EXERCISE AIM — All records below are to be duplicated exactly, with every picture excluded.

Stored data —
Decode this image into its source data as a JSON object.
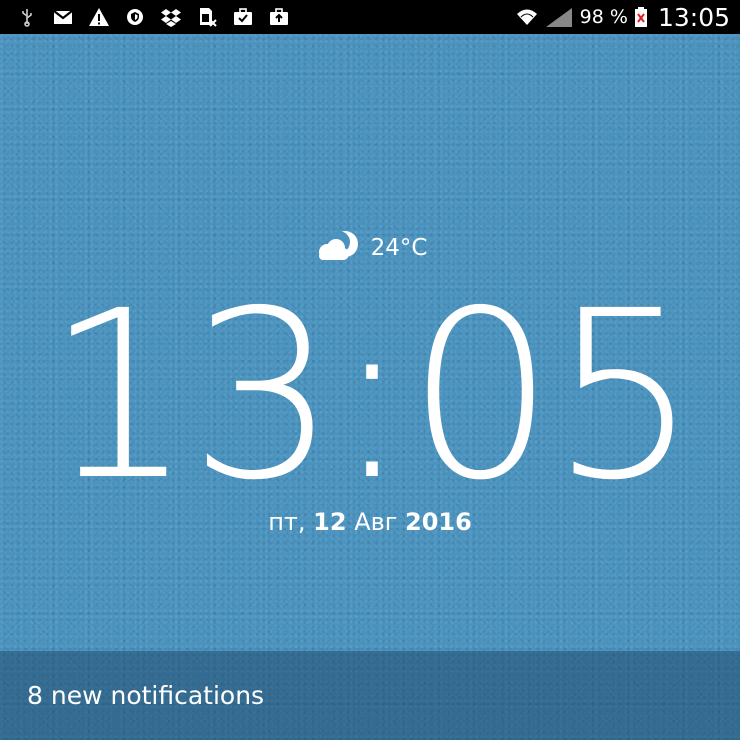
{
  "status_bar": {
    "left_icons": [
      "usb-icon",
      "gmail-icon",
      "warning-icon",
      "shield-icon",
      "dropbox-icon",
      "sim-error-icon",
      "clipboard-check-icon",
      "briefcase-upload-icon"
    ],
    "battery_percent": "98 %",
    "time": "13:05"
  },
  "lockscreen": {
    "weather_icon": "partly-cloudy-night-icon",
    "temperature": "24°C",
    "time": "13:05",
    "date": {
      "weekday": "пт,",
      "day": "12",
      "month": "Авг",
      "year": "2016"
    }
  },
  "notifications": {
    "label": "8 new notifications"
  },
  "colors": {
    "background": "#4a93bf",
    "status_bar": "#000000",
    "notification_bar": "#2a5473"
  }
}
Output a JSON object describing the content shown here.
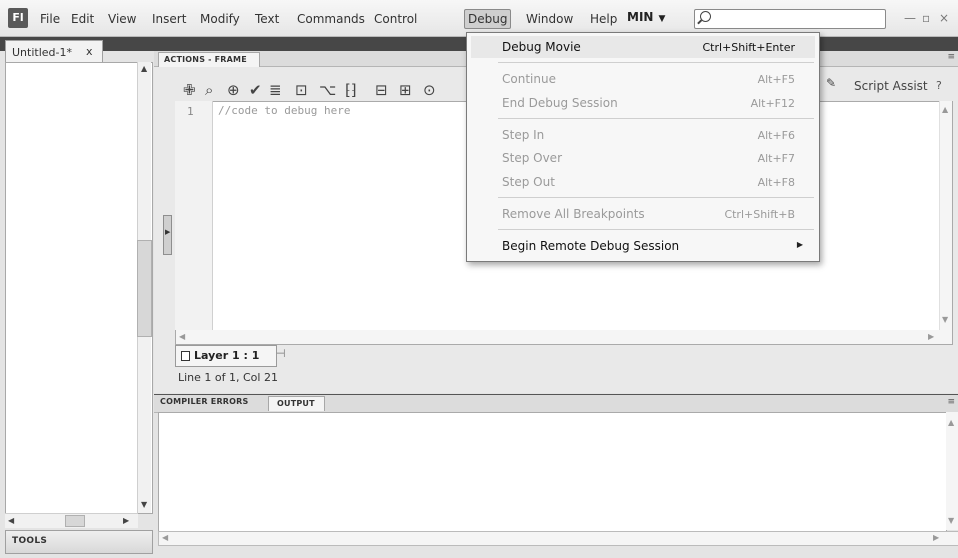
{
  "app": {
    "logo": "Fl"
  },
  "menubar": {
    "items": [
      "File",
      "Edit",
      "View",
      "Insert",
      "Modify",
      "Text",
      "Commands",
      "Control",
      "Debug",
      "Window",
      "Help"
    ],
    "workspace": "MIN",
    "search_placeholder": "",
    "window_controls": {
      "minimize": "—",
      "restore": "▫",
      "close": "×"
    }
  },
  "document": {
    "tab_label": "Untitled-1*",
    "tab_close": "x"
  },
  "tools_panel": {
    "label": "TOOLS"
  },
  "actions_panel": {
    "tab_label": "ACTIONS - FRAME",
    "toolbar_icons": [
      "add-statement-icon",
      "find-icon",
      "insert-target-path-icon",
      "check-syntax-icon",
      "auto-format-icon",
      "show-code-hint-icon",
      "debug-options-icon",
      "collapse-between-braces-icon",
      "collapse-selection-icon",
      "expand-all-icon",
      "apply-block-comment-icon"
    ],
    "toolbar_glyphs": [
      "✙",
      "⌕",
      "⊕",
      "✔",
      "≣",
      "⊡",
      "⌥",
      "⁅⁆",
      "⊟",
      "⊞",
      "⊙"
    ],
    "script_assist": "Script Assist",
    "help": "?",
    "editor": {
      "line_number": "1",
      "code": "//code to debug here"
    },
    "layer_tab": "Layer 1 : 1",
    "status": "Line 1 of 1, Col 21"
  },
  "output_panel": {
    "tabs": [
      "COMPILER ERRORS",
      "OUTPUT"
    ],
    "active_tab": "OUTPUT"
  },
  "debug_menu": {
    "items": [
      {
        "label": "Debug Movie",
        "shortcut": "Ctrl+Shift+Enter",
        "enabled": true,
        "highlighted": true
      },
      {
        "label": "Continue",
        "shortcut": "Alt+F5",
        "enabled": false
      },
      {
        "label": "End Debug Session",
        "shortcut": "Alt+F12",
        "enabled": false
      },
      {
        "label": "Step In",
        "shortcut": "Alt+F6",
        "enabled": false
      },
      {
        "label": "Step Over",
        "shortcut": "Alt+F7",
        "enabled": false
      },
      {
        "label": "Step Out",
        "shortcut": "Alt+F8",
        "enabled": false
      },
      {
        "label": "Remove All Breakpoints",
        "shortcut": "Ctrl+Shift+B",
        "enabled": false
      },
      {
        "label": "Begin Remote Debug Session",
        "shortcut": "",
        "enabled": true,
        "submenu": true
      }
    ]
  }
}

RESULT OF THE TASK —
Decode this image into its source data as a JSON object.
{
  "status_bar": {
    "left_icons": [
      "usb-icon",
      "gmail-icon",
      "warning-icon",
      "shield-icon",
      "dropbox-icon",
      "sim-error-icon",
      "clipboard-check-icon",
      "briefcase-upload-icon"
    ],
    "battery_percent": "98 %",
    "time": "13:05"
  },
  "lockscreen": {
    "weather_icon": "partly-cloudy-night-icon",
    "temperature": "24°C",
    "time": "13:05",
    "date": {
      "weekday": "пт,",
      "day": "12",
      "month": "Авг",
      "year": "2016"
    }
  },
  "notifications": {
    "label": "8 new notifications"
  },
  "colors": {
    "background": "#4a93bf",
    "status_bar": "#000000",
    "notification_bar": "#2a5473"
  }
}
Output a JSON object describing the content shown here.
{
  "app": {
    "logo": "Fl"
  },
  "menubar": {
    "items": [
      "File",
      "Edit",
      "View",
      "Insert",
      "Modify",
      "Text",
      "Commands",
      "Control",
      "Debug",
      "Window",
      "Help"
    ],
    "workspace": "MIN",
    "search_placeholder": "",
    "window_controls": {
      "minimize": "—",
      "restore": "▫",
      "close": "×"
    }
  },
  "document": {
    "tab_label": "Untitled-1*",
    "tab_close": "x"
  },
  "tools_panel": {
    "label": "TOOLS"
  },
  "actions_panel": {
    "tab_label": "ACTIONS - FRAME",
    "toolbar_icons": [
      "add-statement-icon",
      "find-icon",
      "insert-target-path-icon",
      "check-syntax-icon",
      "auto-format-icon",
      "show-code-hint-icon",
      "debug-options-icon",
      "collapse-between-braces-icon",
      "collapse-selection-icon",
      "expand-all-icon",
      "apply-block-comment-icon"
    ],
    "toolbar_glyphs": [
      "✙",
      "⌕",
      "⊕",
      "✔",
      "≣",
      "⊡",
      "⌥",
      "⁅⁆",
      "⊟",
      "⊞",
      "⊙"
    ],
    "script_assist": "Script Assist",
    "help": "?",
    "editor": {
      "line_number": "1",
      "code": "//code to debug here"
    },
    "layer_tab": "Layer 1 : 1",
    "status": "Line 1 of 1, Col 21"
  },
  "output_panel": {
    "tabs": [
      "COMPILER ERRORS",
      "OUTPUT"
    ],
    "active_tab": "OUTPUT"
  },
  "debug_menu": {
    "items": [
      {
        "label": "Debug Movie",
        "shortcut": "Ctrl+Shift+Enter",
        "enabled": true,
        "highlighted": true
      },
      {
        "label": "Continue",
        "shortcut": "Alt+F5",
        "enabled": false
      },
      {
        "label": "End Debug Session",
        "shortcut": "Alt+F12",
        "enabled": false
      },
      {
        "label": "Step In",
        "shortcut": "Alt+F6",
        "enabled": false
      },
      {
        "label": "Step Over",
        "shortcut": "Alt+F7",
        "enabled": false
      },
      {
        "label": "Step Out",
        "shortcut": "Alt+F8",
        "enabled": false
      },
      {
        "label": "Remove All Breakpoints",
        "shortcut": "Ctrl+Shift+B",
        "enabled": false
      },
      {
        "label": "Begin Remote Debug Session",
        "shortcut": "",
        "enabled": true,
        "submenu": true
      }
    ]
  }
}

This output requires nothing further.